This Week’s Reading Schedule
Thursday’s (today’s) Bible Reading is Psalm 11-15
Friday, April 6: Psalm 16-20
Next week we will read Joshua.
The overall year’s plan is here.
"How can you say to my soul, ‘Flee as a bird to your mountain’?" (v. 1, NASB).
Psalm 11 answers that question. Our trust seems futile if we look at circumstances and at the wicked who succeed, but the Lord is our refuge, and we will be safe trusting in him.
Again, this is a Psalm from David, who spent months fleeing from King Saul, living in the wilderness. David had a lot of reason to be hopeless, but he maintained his trust in God.
In verses 1-5 we see a situation similar to what western society faces today. Personally, I think I’ve seen signs of a revival of committed Christianity. There are churches making a difference in society by helping the poor and the hopeless both with physical and spiritual needs, trusting God’s power to make their ministries effective. There are teachers speaking straight words of obedience to Jesus Christ. Those things are wonderful to behold.
Overall, though, I think we all have to admit western society no longer honors the righteousness of God.
David considers this a war, and his prayers are strong, calling on God to cut off the opposition.

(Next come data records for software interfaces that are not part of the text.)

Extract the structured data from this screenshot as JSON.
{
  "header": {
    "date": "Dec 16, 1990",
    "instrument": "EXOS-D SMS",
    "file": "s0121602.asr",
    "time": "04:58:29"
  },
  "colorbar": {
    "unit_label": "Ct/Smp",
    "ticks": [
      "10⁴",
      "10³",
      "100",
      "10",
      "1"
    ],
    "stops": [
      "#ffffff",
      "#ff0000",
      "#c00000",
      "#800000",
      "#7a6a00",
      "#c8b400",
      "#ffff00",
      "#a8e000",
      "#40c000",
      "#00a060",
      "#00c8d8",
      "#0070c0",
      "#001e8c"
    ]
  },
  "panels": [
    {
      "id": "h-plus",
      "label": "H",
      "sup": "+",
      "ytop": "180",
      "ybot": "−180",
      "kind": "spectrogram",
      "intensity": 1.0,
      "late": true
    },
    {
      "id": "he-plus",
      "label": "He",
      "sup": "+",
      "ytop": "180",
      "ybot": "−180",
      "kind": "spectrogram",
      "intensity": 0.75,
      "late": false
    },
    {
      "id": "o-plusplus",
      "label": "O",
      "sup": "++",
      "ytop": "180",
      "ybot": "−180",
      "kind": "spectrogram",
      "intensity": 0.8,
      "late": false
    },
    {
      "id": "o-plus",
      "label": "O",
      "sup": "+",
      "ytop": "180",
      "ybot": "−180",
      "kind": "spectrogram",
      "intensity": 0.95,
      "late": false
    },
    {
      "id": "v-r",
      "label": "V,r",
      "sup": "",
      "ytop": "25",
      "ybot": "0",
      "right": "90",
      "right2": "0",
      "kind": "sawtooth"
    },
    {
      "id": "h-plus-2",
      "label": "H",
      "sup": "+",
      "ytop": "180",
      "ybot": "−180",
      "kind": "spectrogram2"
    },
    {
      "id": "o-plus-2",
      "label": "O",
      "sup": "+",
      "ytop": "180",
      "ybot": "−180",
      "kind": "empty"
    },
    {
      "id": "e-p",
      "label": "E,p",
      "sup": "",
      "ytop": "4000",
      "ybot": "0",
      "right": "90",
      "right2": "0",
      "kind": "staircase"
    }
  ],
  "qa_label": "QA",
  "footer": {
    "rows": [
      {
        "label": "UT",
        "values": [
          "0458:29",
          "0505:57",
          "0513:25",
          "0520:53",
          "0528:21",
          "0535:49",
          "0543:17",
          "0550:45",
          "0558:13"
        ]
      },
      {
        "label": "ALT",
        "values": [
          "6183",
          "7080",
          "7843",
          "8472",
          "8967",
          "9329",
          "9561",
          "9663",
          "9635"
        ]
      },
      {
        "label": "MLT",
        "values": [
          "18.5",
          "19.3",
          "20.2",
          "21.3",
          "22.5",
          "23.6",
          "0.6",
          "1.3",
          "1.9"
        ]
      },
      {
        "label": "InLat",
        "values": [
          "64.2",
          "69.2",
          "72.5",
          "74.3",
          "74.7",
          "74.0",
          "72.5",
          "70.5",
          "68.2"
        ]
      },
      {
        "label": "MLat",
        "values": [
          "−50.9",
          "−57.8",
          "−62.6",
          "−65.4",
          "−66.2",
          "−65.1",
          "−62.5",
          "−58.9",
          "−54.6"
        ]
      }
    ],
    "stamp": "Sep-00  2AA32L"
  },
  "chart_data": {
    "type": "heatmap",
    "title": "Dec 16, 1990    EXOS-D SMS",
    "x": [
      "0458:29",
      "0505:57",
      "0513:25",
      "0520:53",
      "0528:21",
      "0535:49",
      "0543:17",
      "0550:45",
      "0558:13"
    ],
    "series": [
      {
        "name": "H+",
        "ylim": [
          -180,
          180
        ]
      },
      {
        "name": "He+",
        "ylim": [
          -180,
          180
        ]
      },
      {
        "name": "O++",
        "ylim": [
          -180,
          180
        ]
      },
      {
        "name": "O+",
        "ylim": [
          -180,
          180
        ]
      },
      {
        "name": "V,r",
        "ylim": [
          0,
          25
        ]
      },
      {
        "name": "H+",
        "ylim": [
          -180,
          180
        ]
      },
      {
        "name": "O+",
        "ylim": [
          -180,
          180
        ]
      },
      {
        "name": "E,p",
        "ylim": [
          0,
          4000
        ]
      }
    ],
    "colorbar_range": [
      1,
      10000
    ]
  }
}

I take it as a warning to myself to never buckle in my stand for Christ and his righteousness, making no place for a philosophy that human beings are okay on their own, apart from Christ. Let us be steadfast representatives of the power, peace, and joy of the righteousness of Christ, and defenders of his resurrection and his status as Judge of all the earth.
David goes on to say that the Lord’s words are pure, and they will last forever. The message of Christ is not growing old, nor losing its power. Our society may not honor God’s righteousness as it has in the past, but that is a fault of society. God’s righteousness, as explained in his Word, is pure and will last forever. It is not corrupted.
The final verse warns us what will happen if we do not stand, but instead allow vileness to be exalted.
David was honest in his Psalms. Psalm 13 is another one, which again ends in trust in God.
Some Psalms are best sung or prayed when we share the feelings of the psalmist. They have lessons to teach us, too, but to be able to come read the Psalm, pray it, and identify with it can give us strength when we feel as the psalmist did.
Psalm 14 is almost exactly the same as Psalm 53.
The start of this Psalm is quoted in Romans 3, where Paul is pointing out that everyone is under sin; no one is excepted.
David wonders if these people realize the danger they are in. He wonders if they realize that God will judge in the end. The truth, David says, is that God is with the righteous generation. In other words, judgment is coming, and the wicked will not succeed.
It’s probably worth pointing out that all-inclusive language in Scripture is often not completely inclusive. David says there are none good, not even one, nor even one who seeks after God. Yet these unrighteous people are persecuting "my people" (v. 4). We have to assume that "my people" are not among those who don’t seek after God. Also in verse 5, God is with the righteous generation, and we have to assume as well that these righteous are not among the "none good, not even one."
That kind of speaking is common in our language. When I say, "Everyone has heard of Joe DiMaggio," I don’t actually imagine that there’s no one anywhere who hasn’t. It’s apparent that Scripture speaks the same way, and I’ll point that out as we run across other passages like this.
Keep in mind that I am not disagreeing with Romans 3’s assessment that we all need salvation through faith in Jesus Christ. Jesus told the rich, young ruler that only God is good (Matt. 19:17). But we cannot imagine that there was no one at all in David’s day that was seeking God. At the very least there was David, who was writing the Psalm!
This Psalm, too, is repeated almost word for word, in Psalm 24.
I like to go back and look at both Psalm 15 and Psalm 24 and read the lines there, asking myself whether they are true of me.
One that is hard for me is verse 4, "In whose eyes a reprobate is despised" (NASB). This calls my courage into question. Am I willing to take a stand against the stand of the reprobate, refusing to justify him, and instead taking a consistent stand for righteousness?
I am certain there is a spiritual, loving way to do this, but I am also certain that treating everyone like they are a good person is a coward’s way to live.
You may find other lines in this Psalm more difficult. I recommend going back over this Psalm and other passages like it (Matthew 5-7, for example, the Sermon on the Mount) on a regular basis to keep ourselves serious about our commitment to Christ.